On the tennis court and in life, there is adversity. For the first time in 11 years of coaching at the collegiate level, my team is in the midst of a losing season. We have lost our last four matches. My players have fought hard and given their best effort but it hasn't translated into victories. Injuries and close losses have chipped away the confidence of our team. It is easy to write about winning and winners. We love feel-good stories and happy endings. Today, I want to write about losing and how I am dealing with this challenge.
Focus on the positive.
When things are not going your way, it is easy to get negative and see what's wrong instead of what's right. I am constantly looking for anything positive to build on, such as effort, attitude, focus and the energy of my players. Even when my student athletes have lost a match, it is my job to highlight what they have done well.

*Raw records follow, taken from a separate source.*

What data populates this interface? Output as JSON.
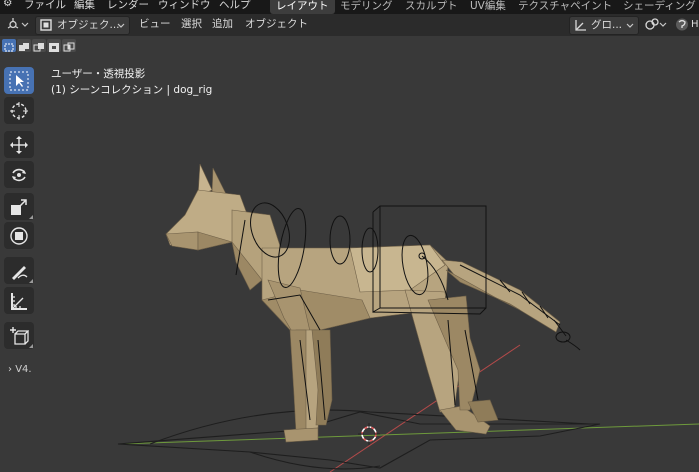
{
  "topbar": {
    "menus": [
      "ファイル",
      "編集",
      "レンダー",
      "ウィンドウ",
      "ヘルプ"
    ],
    "workspaces": [
      "レイアウト",
      "モデリング",
      "スカルプト",
      "UV編集",
      "テクスチャペイント",
      "シェーディング"
    ],
    "active_workspace": "レイアウト"
  },
  "header": {
    "mode_label": "オブジェク...",
    "menus": [
      "ビュー",
      "選択",
      "追加",
      "オブジェクト"
    ],
    "transform_orientation": "グロ...",
    "right_label": "H"
  },
  "viewport": {
    "view_name": "ユーザー・透視投影",
    "collection_label": "(1) シーンコレクション | dog_rig",
    "collapsed_panel_label": "V4."
  },
  "colors": {
    "accent": "#4772b3",
    "viewport_bg": "#393939",
    "header_bg": "#2b2b2b",
    "topbar_bg": "#181818",
    "model_color": "#b7a47f",
    "x_axis": "#b34a4a",
    "y_axis": "#6e9a3c"
  },
  "tools": [
    "select-box-icon",
    "cursor-icon",
    "move-icon",
    "rotate-icon",
    "scale-icon",
    "transform-icon",
    "annotate-icon",
    "measure-icon",
    "add-cube-icon"
  ]
}
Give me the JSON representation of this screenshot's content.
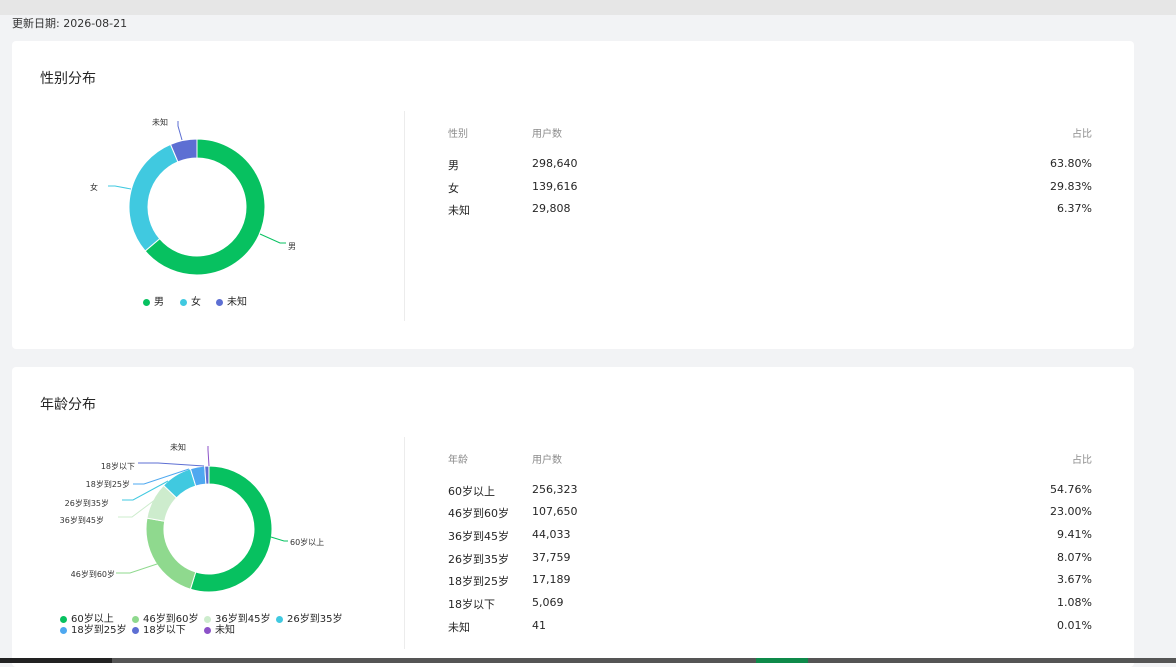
{
  "update_label": "更新日期:",
  "update_date": "2026-08-21",
  "gender": {
    "title": "性别分布",
    "headers": {
      "category": "性别",
      "users": "用户数",
      "ratio": "占比"
    },
    "rows": [
      {
        "label": "男",
        "users": "298,640",
        "ratio": "63.80%"
      },
      {
        "label": "女",
        "users": "139,616",
        "ratio": "29.83%"
      },
      {
        "label": "未知",
        "users": "29,808",
        "ratio": "6.37%"
      }
    ]
  },
  "age": {
    "title": "年龄分布",
    "headers": {
      "category": "年龄",
      "users": "用户数",
      "ratio": "占比"
    },
    "rows": [
      {
        "label": "60岁以上",
        "users": "256,323",
        "ratio": "54.76%"
      },
      {
        "label": "46岁到60岁",
        "users": "107,650",
        "ratio": "23.00%"
      },
      {
        "label": "36岁到45岁",
        "users": "44,033",
        "ratio": "9.41%"
      },
      {
        "label": "26岁到35岁",
        "users": "37,759",
        "ratio": "8.07%"
      },
      {
        "label": "18岁到25岁",
        "users": "17,189",
        "ratio": "3.67%"
      },
      {
        "label": "18岁以下",
        "users": "5,069",
        "ratio": "1.08%"
      },
      {
        "label": "未知",
        "users": "41",
        "ratio": "0.01%"
      }
    ]
  },
  "chart_data": [
    {
      "type": "pie",
      "categories": [
        "男",
        "女",
        "未知"
      ],
      "values": [
        63.8,
        29.83,
        6.37
      ],
      "colors": [
        "#07c160",
        "#40c9e0",
        "#5d6fd3"
      ],
      "legend": "bottom"
    },
    {
      "type": "pie",
      "categories": [
        "60岁以上",
        "46岁到60岁",
        "36岁到45岁",
        "26岁到35岁",
        "18岁到25岁",
        "18岁以下",
        "未知"
      ],
      "values": [
        54.76,
        23.0,
        9.41,
        8.07,
        3.67,
        1.08,
        0.01
      ],
      "colors": [
        "#07c160",
        "#8fd98e",
        "#cdeccd",
        "#40c9e0",
        "#4ea8f0",
        "#5d6fd3",
        "#8c52c8"
      ],
      "legend": "bottom"
    }
  ]
}
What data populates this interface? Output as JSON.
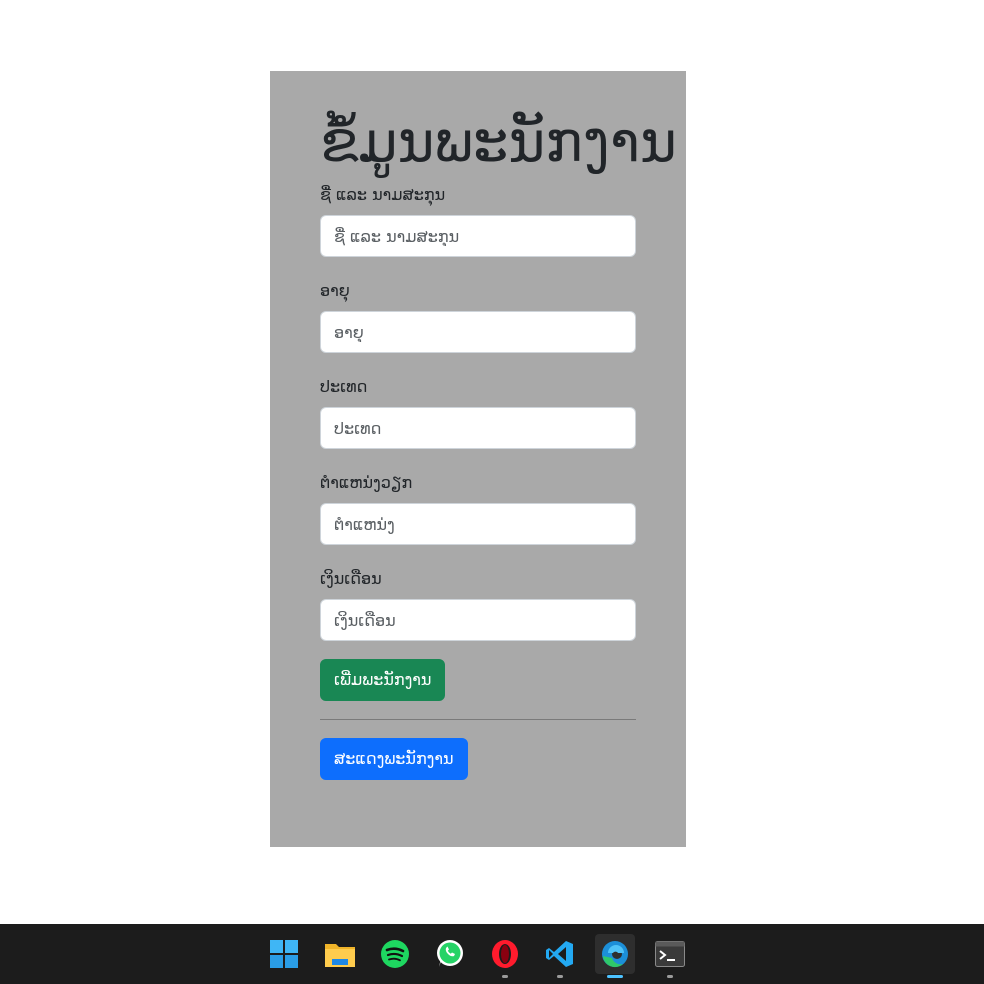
{
  "form": {
    "title": "ຂໍ້ມູນພະນັກງານ",
    "fields": [
      {
        "label": "ຊື່ ແລະ ນາມສະກຸນ",
        "placeholder": "ຊື່ ແລະ ນາມສະກຸນ",
        "value": ""
      },
      {
        "label": "ອາຍຸ",
        "placeholder": "ອາຍຸ",
        "value": ""
      },
      {
        "label": "ປະເທດ",
        "placeholder": "ປະເທດ",
        "value": ""
      },
      {
        "label": "ຕຳແຫນ່ງວຽກ",
        "placeholder": "ຕຳແຫນ່ງ",
        "value": ""
      },
      {
        "label": "ເງິນເດືອນ",
        "placeholder": "ເງິນເດືອນ",
        "value": ""
      }
    ],
    "add_button": "ເພີ່ມພະນັກງານ",
    "show_button": "ສະແດງພະນັກງານ"
  },
  "colors": {
    "card_bg": "#a9a9a9",
    "success": "#198754",
    "primary": "#0d6efd",
    "taskbar_bg": "#1c1c1c"
  },
  "taskbar": {
    "apps": [
      {
        "name": "start-menu-icon",
        "running": false,
        "active": false
      },
      {
        "name": "file-explorer-icon",
        "running": false,
        "active": false
      },
      {
        "name": "spotify-icon",
        "running": false,
        "active": false
      },
      {
        "name": "whatsapp-icon",
        "running": false,
        "active": false
      },
      {
        "name": "opera-icon",
        "running": true,
        "active": false
      },
      {
        "name": "vscode-icon",
        "running": true,
        "active": false
      },
      {
        "name": "edge-icon",
        "running": true,
        "active": true
      },
      {
        "name": "terminal-icon",
        "running": true,
        "active": false
      }
    ]
  }
}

Surround yourself with people who love and believe in you
You will be surprised to know that there are people who want to see you fail for many reasons. Some of them are your opponents, some are just envious and some don't even know why they root against you. These are the times I hold on to my family, friends and mentors. Their selfless love and support is a pillar of strength for me.
Set small goals, achieve them and build on it
When things are not going your way, it is natural to press and try harder. Wanting to win becomes an obsession. This is the time you have to let go and have mini goals that lead to the main aspiration. This week, we have got our players to go back and hammer the basics, such as preparing properly for ground strokes, staying low to the ground to use the kinetic chain and keeping the head still for balance.
Think, talk, walk and act like a winner
The natural reaction after a tough loss is to hang your head and drown your sorrows in a pity party. It is ok to be disappointed for a while but snap out of it real fast. And the best way to do this is to be aware of your posture and self talk. Walk with your shoulders up and keep reminding yourself that you are good. In other words, fake it till you make it.
Keep things in perspective
Losing a tennis match does not define who I am. How I deal with losing will tell a lot more about my character. Last week, I planned a trip for my team to go and visit young kids in a hospital. I wanted them to know that their suffering was nothing compared to that of these children facing a life and death situation. It is not ok to equate winning with self worth. Striving to win is bigger than winning itself.
Just look around and you will derive inspiration from people from all walks of life who are dealing with losses and adversities. A couple of years ago an up and coming tennis player from Miami lost a record 21 first-round matches on the ATP tour. Vince Spadea was on the verge of being in the top-20 and just like that he was out of the rankings. It was his ability to laugh at himself that enabled him to relax, recharge and come back stronger than ever.
My team and I will too.